The urology referral took more than two months.

CT scan results were bad. My remaining kidney can't handle the iodine contrast required for a vascular CT, so all the CT showed is that my aorta has enlarged significantly from the top of the arch down to the pass-through in the diaphragm. Without the contrast, there's no way to see the dissection.

I had a copy of the report sent to the vascular doc, but I can't go see him without...a referral.

Remember all that horseshit from Republicans screeching about the evils of Obamacare, that it would mean the government getting between you and your doctor?

Well, the reality is that Florida's MediPass system--currently being misadministered by Republicans--is between me and my doctors.

So I have yet to hear back on my calls trying to get someone to write me a referral for this one.

Stuff really started rolling in November, though.

First, Nobel Peace Prize Winner President Obama kicked ass, took names, and humiliated a bunch of billionaires and Mitt Romney. Nothing to do with the medical stuff, but gawddamn it still feels good.

I got a call from the urologist's office, went in, and started the ball (hehehe) rolling to say goodbye to my little friend after a bit more than three humiliating years. Surgery was yesterday. Sore as hell (feels like I took a knee to the groin), can't sleep, walking like a crab, sitting very very carefully. I keep having to reassure myself it's finally gone. For anyone thinking of the do-it-yourself approach, it's just not worth the effort. Aside from the risk of infection, the damn thing will just keep coming back. I've been there, with no medical coverage and unable to pay for much more than a single doctor visit. I was told that the doc's fee alone would be about $1500 for less than an hour's work. Then there's the anesthesia, the hospital fees, and all that. That was in May of 2010, before high blood pressure damaged my aorta and put me onto Disability and Medicaid. Until then, I was making just above minimum wage and couldn't afford my company's medical coverage. Sucks that I had to go through all that to be able to get treated for a hydrocele. Here's hoping that the Affordable Care Act will get everyone at least a start toward medical coverage they can actually pay for.

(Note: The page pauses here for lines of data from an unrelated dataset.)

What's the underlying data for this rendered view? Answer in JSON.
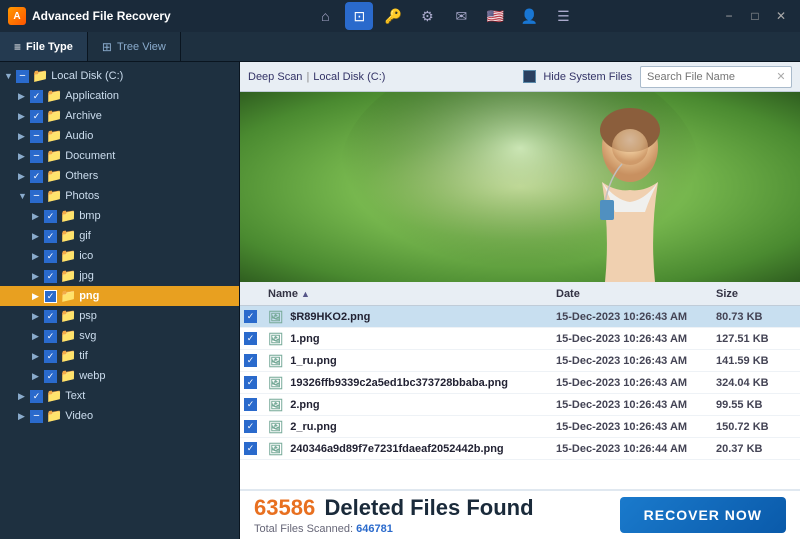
{
  "app": {
    "title": "Advanced File Recovery",
    "icon": "AFR"
  },
  "titlebar": {
    "nav": [
      {
        "name": "home-icon",
        "symbol": "⌂",
        "active": false
      },
      {
        "name": "scan-icon",
        "symbol": "⊡",
        "active": true
      },
      {
        "name": "key-icon",
        "symbol": "🔑",
        "active": false
      },
      {
        "name": "settings-icon",
        "symbol": "⚙",
        "active": false
      },
      {
        "name": "mail-icon",
        "symbol": "✉",
        "active": false
      }
    ],
    "win_controls": [
      "−",
      "□",
      "✕"
    ]
  },
  "tabs": [
    {
      "label": "File Type",
      "icon": "≡",
      "active": true
    },
    {
      "label": "Tree View",
      "icon": "⊞",
      "active": false
    }
  ],
  "toolbar": {
    "breadcrumb": [
      "Deep Scan",
      "Local Disk (C:)"
    ],
    "breadcrumb_sep": "|",
    "hide_sys_files_label": "Hide System Files",
    "search_placeholder": "Search File Name",
    "search_clear": "✕"
  },
  "tree": {
    "items": [
      {
        "id": "local-disk",
        "label": "Local Disk (C:)",
        "indent": 0,
        "expanded": true,
        "checked": "indeterminate",
        "type": "folder",
        "color": "yellow"
      },
      {
        "id": "application",
        "label": "Application",
        "indent": 1,
        "expanded": false,
        "checked": "checked",
        "type": "folder",
        "color": "yellow"
      },
      {
        "id": "archive",
        "label": "Archive",
        "indent": 1,
        "expanded": false,
        "checked": "checked",
        "type": "folder",
        "color": "yellow"
      },
      {
        "id": "audio",
        "label": "Audio",
        "indent": 1,
        "expanded": false,
        "checked": "indeterminate",
        "type": "folder",
        "color": "yellow"
      },
      {
        "id": "document",
        "label": "Document",
        "indent": 1,
        "expanded": false,
        "checked": "indeterminate",
        "type": "folder",
        "color": "yellow"
      },
      {
        "id": "others",
        "label": "Others",
        "indent": 1,
        "expanded": false,
        "checked": "checked",
        "type": "folder",
        "color": "yellow"
      },
      {
        "id": "photos",
        "label": "Photos",
        "indent": 1,
        "expanded": true,
        "checked": "indeterminate",
        "type": "folder",
        "color": "yellow"
      },
      {
        "id": "bmp",
        "label": "bmp",
        "indent": 2,
        "expanded": false,
        "checked": "checked",
        "type": "folder",
        "color": "yellow"
      },
      {
        "id": "gif",
        "label": "gif",
        "indent": 2,
        "expanded": false,
        "checked": "checked",
        "type": "folder",
        "color": "yellow"
      },
      {
        "id": "ico",
        "label": "ico",
        "indent": 2,
        "expanded": false,
        "checked": "checked",
        "type": "folder",
        "color": "yellow"
      },
      {
        "id": "jpg",
        "label": "jpg",
        "indent": 2,
        "expanded": false,
        "checked": "checked",
        "type": "folder",
        "color": "yellow"
      },
      {
        "id": "png",
        "label": "png",
        "indent": 2,
        "expanded": false,
        "checked": "checked",
        "type": "folder",
        "color": "orange",
        "selected": true,
        "highlighted": true
      },
      {
        "id": "psp",
        "label": "psp",
        "indent": 2,
        "expanded": false,
        "checked": "checked",
        "type": "folder",
        "color": "yellow"
      },
      {
        "id": "svg",
        "label": "svg",
        "indent": 2,
        "expanded": false,
        "checked": "checked",
        "type": "folder",
        "color": "yellow"
      },
      {
        "id": "tif",
        "label": "tif",
        "indent": 2,
        "expanded": false,
        "checked": "checked",
        "type": "folder",
        "color": "yellow"
      },
      {
        "id": "webp",
        "label": "webp",
        "indent": 2,
        "expanded": false,
        "checked": "checked",
        "type": "folder",
        "color": "yellow"
      },
      {
        "id": "text",
        "label": "Text",
        "indent": 1,
        "expanded": false,
        "checked": "checked",
        "type": "folder",
        "color": "yellow"
      },
      {
        "id": "video",
        "label": "Video",
        "indent": 1,
        "expanded": false,
        "checked": "indeterminate",
        "type": "folder",
        "color": "yellow"
      }
    ]
  },
  "file_list": {
    "columns": [
      {
        "id": "name",
        "label": "Name",
        "sort": "asc"
      },
      {
        "id": "date",
        "label": "Date"
      },
      {
        "id": "size",
        "label": "Size"
      }
    ],
    "files": [
      {
        "name": "$R89HKO2.png",
        "date": "15-Dec-2023 10:26:43 AM",
        "size": "80.73 KB",
        "checked": true,
        "selected": true
      },
      {
        "name": "1.png",
        "date": "15-Dec-2023 10:26:43 AM",
        "size": "127.51 KB",
        "checked": true,
        "selected": false
      },
      {
        "name": "1_ru.png",
        "date": "15-Dec-2023 10:26:43 AM",
        "size": "141.59 KB",
        "checked": true,
        "selected": false
      },
      {
        "name": "19326ffb9339c2a5ed1bc373728bbaba.png",
        "date": "15-Dec-2023 10:26:43 AM",
        "size": "324.04 KB",
        "checked": true,
        "selected": false
      },
      {
        "name": "2.png",
        "date": "15-Dec-2023 10:26:43 AM",
        "size": "99.55 KB",
        "checked": true,
        "selected": false
      },
      {
        "name": "2_ru.png",
        "date": "15-Dec-2023 10:26:43 AM",
        "size": "150.72 KB",
        "checked": true,
        "selected": false
      },
      {
        "name": "240346a9d89f7e7231fdaeaf2052442b.png",
        "date": "15-Dec-2023 10:26:44 AM",
        "size": "20.37 KB",
        "checked": true,
        "selected": false
      }
    ]
  },
  "footer": {
    "deleted_count": "63586",
    "deleted_label": "Deleted Files Found",
    "scanned_label": "Total Files Scanned:",
    "scanned_count": "646781",
    "recover_btn": "RECOVER NOW"
  }
}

In the "even better" column, a week ago I got a notification of "Case Action" from the Department of Children and Families advising me that I'm back on the "Medically Needy" program as of January 1, 2013. I'll be able to just go to my regular doctors again, flash my Medicaid card, and that's that. No referrals. I've also gotten a mess of medical insurance paperwork, brochures, booklets, and such that I need to go through. Apparently I'm eligible for Medicare coverage of some sort. I don't think it's Obamacare related, given that the chucklehead governor of Florida is still trying to weasel the state out of participation even after voters killed, killed KILLED a mess of state constitutional amendment proposals, including one that would "override" Obamacare (hahahahaha). Whatever it is, it's a State program. Wouldn't be surprised to find that it's linked financially to Governor Chucklehead, the way the drug-tests-for-State-aid clinics are.

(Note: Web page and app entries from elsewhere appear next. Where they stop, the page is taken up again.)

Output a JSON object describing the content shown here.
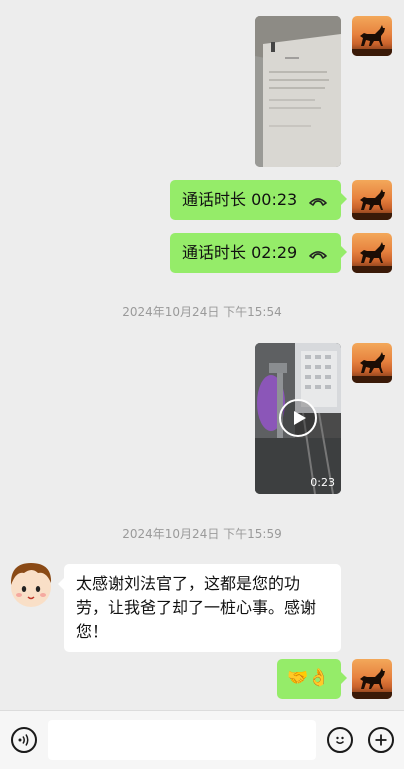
{
  "messages": {
    "call1": "通话时长 00:23",
    "call2": "通话时长 02:29",
    "time1": "2024年10月24日 下午15:54",
    "video_duration": "0:23",
    "time2": "2024年10月24日 下午15:59",
    "thanks_text": "太感谢刘法官了，这都是您的功劳，让我爸了却了一桩心事。感谢您！",
    "emoji_reply": "🤝👌"
  },
  "icons": {
    "avatar_self": "horse-avatar-icon",
    "avatar_other": "cartoon-boy-avatar-icon",
    "voice": "voice-icon",
    "emoji": "emoji-icon",
    "plus": "plus-icon",
    "phone": "phone-hangup-icon",
    "play": "play-icon"
  },
  "colors": {
    "chat_bg": "#ededed",
    "sent_bubble": "#95ec69",
    "received_bubble": "#ffffff"
  }
}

Nice little boondoggle he set up: if you want any State aid (medical, food stamps, etc.) you have to submit to a pee test. You pay for the test yourself. If you pass it, the State--not the clinic you paid, but the State--reimburses you. Chucklehead co-founded a drug-testing company called Solantic back in 2001, then handed it over to his wife just before he took office in Florida. Chucklehead (even indirectly) makes money off you, the taxpayers pay you back.

Good news is, only 2 more years of him. Maybe by the time he's gone I'll have read through all those brochures and such.

Wednesday, December 5, 2012

Song of the Day: Take Five, RIP Big Dave Brubeck

One day short of 92. Here's the song I most associate with Brubeck, though it was written by Brubeck Quartet member Paul Desmond.

I've heard several interesting variations on this song. There's this reggae-ish version that was used as the theme song for "The Secret Lives of Machines" which morphed the song into 4/4 time instead of its normal 5/4.

The other one I can remember off the top of my head was at a Chinese restaurant, played using Asian instruments.